“We lift ourselves by our thought, we climb upon our vision of ourselves. If you want to enlarge your life, you must first enlarge your thought of it and of yourself. Hold the ideal of yourself as you long to be, always, everywhere – your ideal of what you long to attain – the ideal of health, efficiency, success.” Orison Swett Marden (1850 – 1924)
I am always amazed at teachers who will have few expectations for students. Research has shown time and time again that students live up to the expectations of the teachers. Teachers literally set the pace by their expectations of a student if you expect little that is what you will get and conversely expect much and you will receive. A bit of a paraphrase of Gretsky.
“Teach to where the learning will be not to where it is” Frank Bird
As I thought this morning teaching is much like any other activity you plan, you implement and you have expectations. If we only teach to where learning is soon you find you are truly going nowhere. For years I will at times use words far beyond operational vocabulary of students, my response is always “look it up and learn a new word”.
“By asking for the impossible we obtain the best possible.” Giovanni Niccolini
“The world is full of abundance and opportunity, but far too many people come to the fountain of life with a sieve instead of a tank car… a teaspoon instead of a steam shovel. They expect little and as a result they get little.” Ben Sweetland
I really liked this concept so often we teach the use of a teaspoon, I do it too, and thinking that this kid will never learn that or this kids’ reading level is too low. Sweetland writes about expectations and offers this.
“We cannot hold a torch to light another’s path without brightening our own.” Ben Sweetland
When that difficult student succeeds you as a teacher succeed and your path is brighter. Years ago, I worked with severely disabled students and a simple movement often would warrant a celebration. So often I use the quote from Aerosmith’s song, Amazing.
“Life is a journey not a destination” Steven Tyler
As I was reading this morning Ben Sweetland either listens to Aerosmith or Steven Tyler reds Ben Sweetland’s books.
“Success is a journey, not a destination.” Ben Sweetland

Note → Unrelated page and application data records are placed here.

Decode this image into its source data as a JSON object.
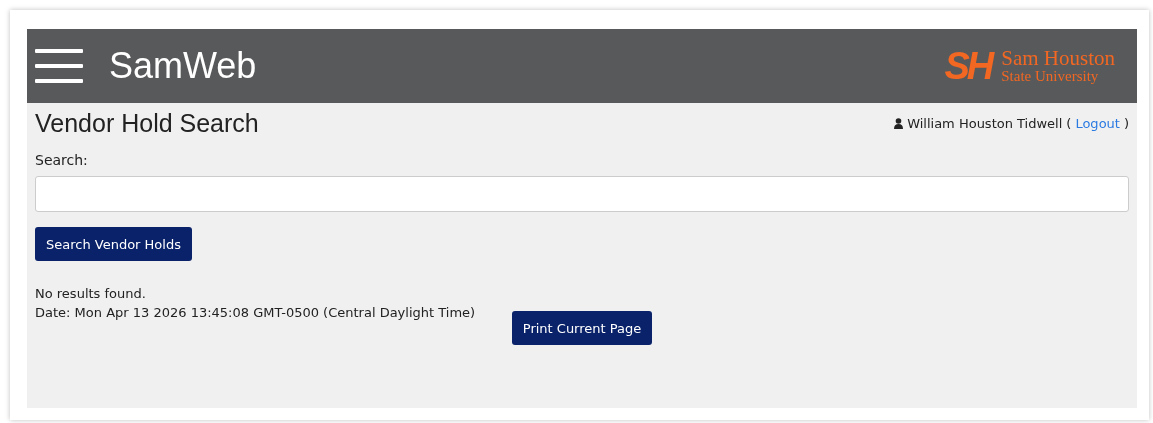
{
  "header": {
    "title": "SamWeb",
    "logo": {
      "mark": "SH",
      "name": "Sam Houston",
      "subtitle": "State University"
    }
  },
  "page": {
    "heading": "Vendor Hold Search",
    "user": {
      "name": "William Houston Tidwell",
      "open_paren": "(",
      "logout": "Logout",
      "close_paren": ")"
    }
  },
  "search": {
    "label": "Search:",
    "button": "Search Vendor Holds"
  },
  "results": {
    "message": "No results found.",
    "date": "Date: Mon Apr 13 2026 13:45:08 GMT-0500 (Central Daylight Time)"
  },
  "print_button": "Print Current Page"
}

After looking up publishing dates Steven Tyler read Ben Sweetland’s book. Many of which were published in the 1960’s. If we as teachers impose parameters on learning, if we set goals far to low and or do not teach to lofty goals we set, we in effect are the issue not the student. Maybe every teacher needs to tack over their door as my dear friend, the now Georgia Principal of the year at Osborne High School has.
“I skate to where the puck is going to be, not where it is.” Wayne Gretzky
Let us set some records now, records of learning of successful students and children in our communities. As I went out into the chill of the morning a bit earlier to walk my dog as I looked to the southeast the constellation Orion was clear as a bell over me. I could not help but notice that today was the first day in months it was silent in the morning. No tree frogs, crickets, cicada’s absolute silence. I have often wondered as to the abient temperature for silence in the morning. I was reading in a small book written between 1953 and 1954 by a Trappist monk, Thoughts in solitude and a passage struck a chord in the silence.
“Living is not thinking. Thought is formed and guided by objective reality outside us. Living is the constant adjustment of thought to life and life to thought in such a way we are always growing, always experiencing new things in the old and old things in the new. Thus, life is always new.” Thomas Merton
Perhaps I was not listening close enough as I went out just a few minutes ago when I said it was silent. I stepped out again with my other dog and a great horned owl was calling there is always more always knew if we constantly adjust thoughts and perceptions. Merton was a prolific writer and his works have stood the test of time he died in a small hotel in Southeast Asia in an electrical accident protesting the war in Vietnam back in the late 1960’s and as I ponder this morning please keep all in harm’s way on your minds and in your hearts namaste.
My family and friends I do not say this lightly,
(We are all related)